In yet another segue (there’s clearly a theme to my blogs this year), today on the blog we’re going to go into more detail on something we touched on in last fortnight’s blog. Last time on the blog we broke down the different types of companies that were involved in exporting beer to New Zealand. One of those that we mentioned, but didn’t go into too much detail on, was the agent. To recap from our last blog:
“The agent was essentially the middleman between the export bottler in England, and the seller in New Zealand (or they were the seller themselves). Typically based in New Zealand, agents ordered stock from exporters and sold it to local hotels, storekeepers and grocers (depending on what the stock was). They could sell stock by auction or sell directly to other businesses and consumers.”
In this blog we are going to talk about a site we excavated on Hereford Street last year (everyone lets out a sigh of relief that we’ve moved on from Akaroa and bottles), that was occupied in the 19th century by Walton, Warner and Co. Richard Walton, George Warner and James Shand partnered together in 1863 to form the general merchant business, Walton, Warner and Co. By 1864 they had offices on Hereford Street and a bonded warehouse on the corner of Hereford Street and Oxford Terrace. In 1870 Richard Walton left the business, leaving George Warner and James Shand operating under the name George Warner. In 1872, George Warner passed away and James Shand partnered with William Wood and John Beaumont to become Wood, Shand and Co. In 1874, the business built a new bonded warehouse on Oxford Terrace, behind their 1864 warehouse. The partnership continued until 1896, when the company filed for bankruptcy.
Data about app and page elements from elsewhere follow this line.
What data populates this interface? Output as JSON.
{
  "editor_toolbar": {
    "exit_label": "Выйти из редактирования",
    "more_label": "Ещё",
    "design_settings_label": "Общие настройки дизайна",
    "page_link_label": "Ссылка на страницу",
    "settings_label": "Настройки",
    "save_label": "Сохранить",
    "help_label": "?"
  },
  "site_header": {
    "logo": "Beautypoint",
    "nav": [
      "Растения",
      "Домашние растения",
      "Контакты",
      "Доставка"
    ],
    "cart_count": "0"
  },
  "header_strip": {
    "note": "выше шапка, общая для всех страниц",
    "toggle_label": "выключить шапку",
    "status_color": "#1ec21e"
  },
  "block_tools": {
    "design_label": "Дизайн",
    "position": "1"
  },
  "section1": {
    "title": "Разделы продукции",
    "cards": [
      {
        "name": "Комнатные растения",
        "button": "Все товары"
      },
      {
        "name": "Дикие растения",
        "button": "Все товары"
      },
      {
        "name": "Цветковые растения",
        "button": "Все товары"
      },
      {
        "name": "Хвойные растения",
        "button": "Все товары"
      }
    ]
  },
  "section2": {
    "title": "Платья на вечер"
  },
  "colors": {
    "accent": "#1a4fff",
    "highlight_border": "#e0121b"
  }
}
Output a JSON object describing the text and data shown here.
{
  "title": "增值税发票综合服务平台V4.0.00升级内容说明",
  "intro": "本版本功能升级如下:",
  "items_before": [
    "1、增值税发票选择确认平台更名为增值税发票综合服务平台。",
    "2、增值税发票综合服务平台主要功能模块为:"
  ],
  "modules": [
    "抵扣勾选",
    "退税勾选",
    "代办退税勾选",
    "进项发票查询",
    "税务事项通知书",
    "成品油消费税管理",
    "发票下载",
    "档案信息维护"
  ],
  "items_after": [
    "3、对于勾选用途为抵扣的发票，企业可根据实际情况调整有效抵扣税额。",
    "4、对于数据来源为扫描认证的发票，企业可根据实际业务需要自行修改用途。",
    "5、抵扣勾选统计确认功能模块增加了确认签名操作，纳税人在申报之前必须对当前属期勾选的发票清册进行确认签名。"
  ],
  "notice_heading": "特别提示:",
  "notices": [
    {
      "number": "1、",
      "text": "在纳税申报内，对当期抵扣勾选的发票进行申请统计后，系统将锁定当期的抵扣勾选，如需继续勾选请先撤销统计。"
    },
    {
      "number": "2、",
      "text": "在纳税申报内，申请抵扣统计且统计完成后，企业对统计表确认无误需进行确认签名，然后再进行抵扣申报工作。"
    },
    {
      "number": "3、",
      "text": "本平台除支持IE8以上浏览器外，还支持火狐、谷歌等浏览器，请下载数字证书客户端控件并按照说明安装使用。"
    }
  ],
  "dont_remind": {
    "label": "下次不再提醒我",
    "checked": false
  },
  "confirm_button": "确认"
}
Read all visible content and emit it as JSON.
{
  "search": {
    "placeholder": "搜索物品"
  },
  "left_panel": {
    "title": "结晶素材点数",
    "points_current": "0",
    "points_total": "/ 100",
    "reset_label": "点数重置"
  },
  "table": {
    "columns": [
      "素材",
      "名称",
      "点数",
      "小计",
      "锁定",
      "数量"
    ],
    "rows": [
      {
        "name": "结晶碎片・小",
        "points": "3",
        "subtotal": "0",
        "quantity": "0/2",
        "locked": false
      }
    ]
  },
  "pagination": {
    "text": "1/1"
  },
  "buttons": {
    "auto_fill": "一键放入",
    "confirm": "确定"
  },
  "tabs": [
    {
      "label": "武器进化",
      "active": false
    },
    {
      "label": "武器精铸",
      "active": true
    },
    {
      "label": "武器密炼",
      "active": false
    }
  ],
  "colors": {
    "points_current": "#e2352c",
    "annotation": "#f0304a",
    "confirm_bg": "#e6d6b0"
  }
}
James Shand bought out his partners and continued under the name James Shand and Co. James Shand and Co., continued operating from Hereford Street until 1922, when they moved to a new premise further along Hereford Street. The business continued up until at least the 1940s (Garland et al. 2014; Trendafilov et al. 2019).
When researching businesses like Walton, Warner and Co., old newspaper advertisements are one of the best resources we have for determining what products the company was selling. The business imported alcohol, farm machinery, groceries and nearly anything else you could think of. They also purchased grain and wool from local farmers and exported those overseas. Walton, Warner and Co. (and later iterations of the company) organised the shipping of overseas goods to Lyttelton, with advertisements often mentioning the ship they arrived on in the title. Goods were stored in their bonded warehouse on Oxford Terrace. The designation of their warehouse as a ‘bonded warehouse’, meant Walton, Warner and Co. paid a customs bond to the Provincial Council, meaning the goods stored in the warehouse were exempt from duty. Duty was paid on them only when they were withdrawn from the warehouse and sold. Auctioning appears to have been a common selling method, with Walton, Warner and Co. often employing local auctioneering firms to sell their goods. Goods were also likely for sale at their store on Hereford Street, and probably through private agreements.
Advertisements are one way to see the range of products for sale by merchant businesses such as Walton, Warner and Co. Another is through archaeology. In 2013, Underground Overground monitored the excavation of the site of Walton, Warner and Co.’s warehouses on Oxford Terrace, and in 2019 we excavated the site of their store and offices. Both sets of excavations resulted in large assemblages of artefacts being recovered, and through those we can see some of the products available for purchase from the store.
The artefacts we found from both sites are able to provide a deeper understanding of what it was like to run a merchant business in Christchurch in the 19th century. Whilst newspaper advertisements probably give a better idea of specifically what products were available for sale (we’ve yet to find tinned lobster at a site) they don’t provide much more than that. Through the archaeological record we’re able to see the struggles that businesses like Walton, Warner and Co. faced, with spoiled or damaged goods having to be thrown away. I might be being a little bit sentimental here (having just written four blogs on the topic, and given the exact same thing happens today and we don’t think twice about it), but it’s sad to think of all the effort that went in to manufacturing and exporting products to New Zealand, only to have them thrown away on arrival. The archaeology of merchant businesses, like Walton, Warner and Co., also give us a greater understanding of the archaeology of wider Christchurch. These merchant companies were responsible for providing goods to the occupants of Christchurch and studying the objects that they were importing helps us to understand if the products we find on domestic sites were readily available, or if they might have been hard to come by.
Garland, J., M. Carter and R. Geary Nichol. 2014. The Terrace, M35/1050, Christchurch: Report on Archaeological Investigations. Volume 1. Unpublished report for Hereford Holdings.
Trendafilov, A., A. Gibson and C. Watson. 2019. 92 Hereford Street, Christchurch- Volume I. Final report on archaeological work under authority 2019/006eq. Unpublished report for The Terrace Carpark Ltd.